WORK INSTRUCTIONS: Tally the lines of the data that include the word "Usuários" and state the total, nothing else.

(Web page and app entries)
========================================
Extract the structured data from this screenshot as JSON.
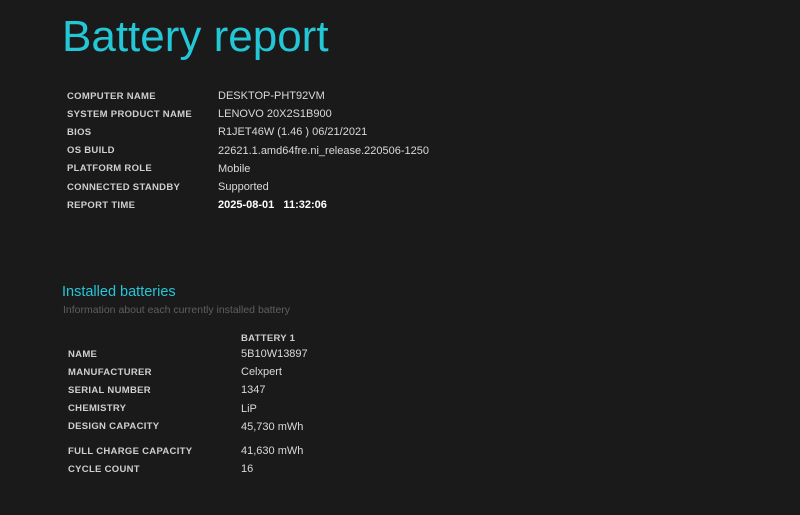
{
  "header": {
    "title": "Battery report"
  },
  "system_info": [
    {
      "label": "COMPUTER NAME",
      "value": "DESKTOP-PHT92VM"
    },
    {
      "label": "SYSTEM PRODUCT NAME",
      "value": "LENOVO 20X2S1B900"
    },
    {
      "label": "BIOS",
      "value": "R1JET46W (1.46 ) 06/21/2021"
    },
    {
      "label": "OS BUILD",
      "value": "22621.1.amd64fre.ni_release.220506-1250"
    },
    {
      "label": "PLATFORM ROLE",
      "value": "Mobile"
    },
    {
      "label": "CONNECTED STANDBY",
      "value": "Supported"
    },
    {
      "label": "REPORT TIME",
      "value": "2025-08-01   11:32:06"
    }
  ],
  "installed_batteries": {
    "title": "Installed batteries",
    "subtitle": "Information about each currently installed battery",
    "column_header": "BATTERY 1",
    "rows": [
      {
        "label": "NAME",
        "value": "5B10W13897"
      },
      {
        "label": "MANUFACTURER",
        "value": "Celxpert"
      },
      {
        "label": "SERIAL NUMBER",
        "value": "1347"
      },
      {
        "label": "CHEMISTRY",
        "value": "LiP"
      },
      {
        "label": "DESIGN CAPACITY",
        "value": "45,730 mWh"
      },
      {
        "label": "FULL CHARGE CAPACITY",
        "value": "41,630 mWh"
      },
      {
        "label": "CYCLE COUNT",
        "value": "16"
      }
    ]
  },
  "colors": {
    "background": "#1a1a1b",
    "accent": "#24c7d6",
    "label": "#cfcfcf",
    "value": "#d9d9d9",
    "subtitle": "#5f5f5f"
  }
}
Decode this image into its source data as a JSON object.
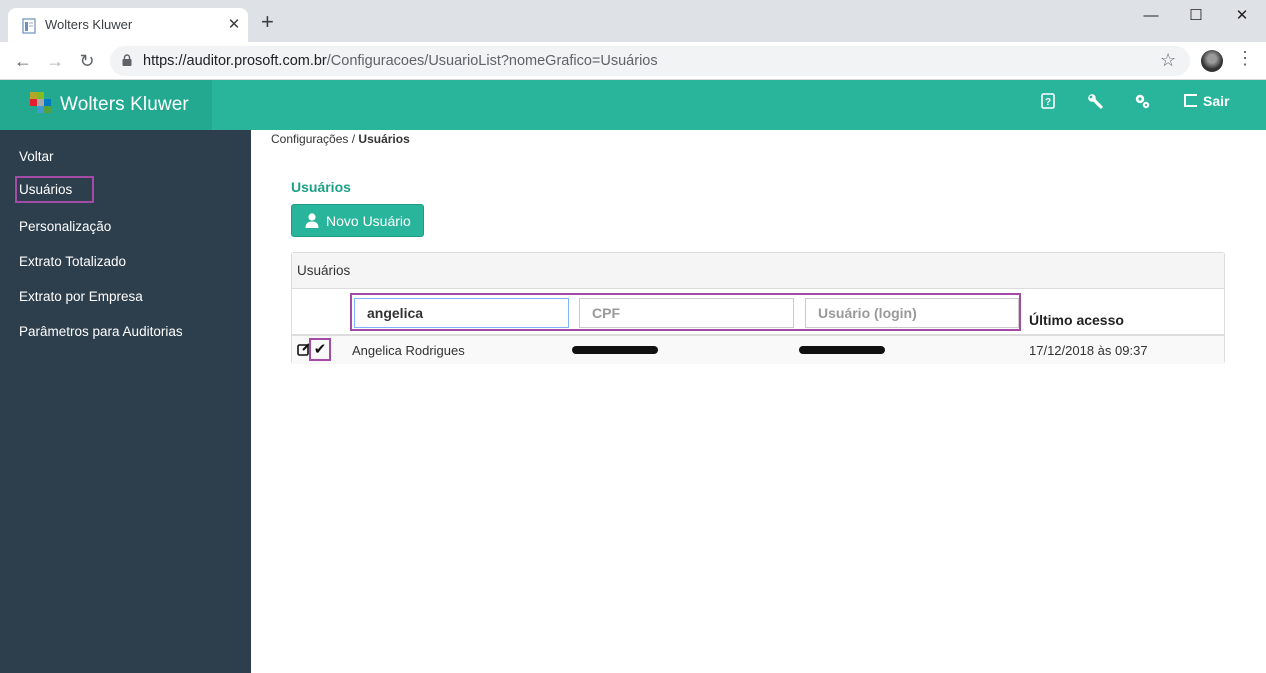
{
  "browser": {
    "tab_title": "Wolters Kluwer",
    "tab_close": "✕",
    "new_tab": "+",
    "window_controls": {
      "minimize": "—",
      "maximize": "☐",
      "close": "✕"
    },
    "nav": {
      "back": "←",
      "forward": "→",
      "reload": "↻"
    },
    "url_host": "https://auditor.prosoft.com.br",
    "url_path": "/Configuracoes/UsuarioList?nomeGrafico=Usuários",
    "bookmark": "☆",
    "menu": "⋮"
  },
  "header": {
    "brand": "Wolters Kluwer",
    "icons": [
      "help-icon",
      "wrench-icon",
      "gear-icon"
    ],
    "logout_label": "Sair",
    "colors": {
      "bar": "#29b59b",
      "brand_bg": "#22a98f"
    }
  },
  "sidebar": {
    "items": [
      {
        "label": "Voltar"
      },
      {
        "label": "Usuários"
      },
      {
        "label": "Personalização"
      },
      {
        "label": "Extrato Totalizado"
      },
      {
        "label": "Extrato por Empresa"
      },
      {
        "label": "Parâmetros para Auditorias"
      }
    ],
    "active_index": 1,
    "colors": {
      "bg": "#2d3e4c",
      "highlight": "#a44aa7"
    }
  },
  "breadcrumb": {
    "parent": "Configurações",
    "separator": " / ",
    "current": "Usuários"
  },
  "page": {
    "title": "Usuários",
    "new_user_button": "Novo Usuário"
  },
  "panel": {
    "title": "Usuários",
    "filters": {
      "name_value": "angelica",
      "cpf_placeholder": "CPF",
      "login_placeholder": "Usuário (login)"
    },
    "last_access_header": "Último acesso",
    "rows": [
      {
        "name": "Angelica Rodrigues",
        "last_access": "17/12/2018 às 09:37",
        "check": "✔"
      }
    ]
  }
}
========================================
ANSWER BELOW: 5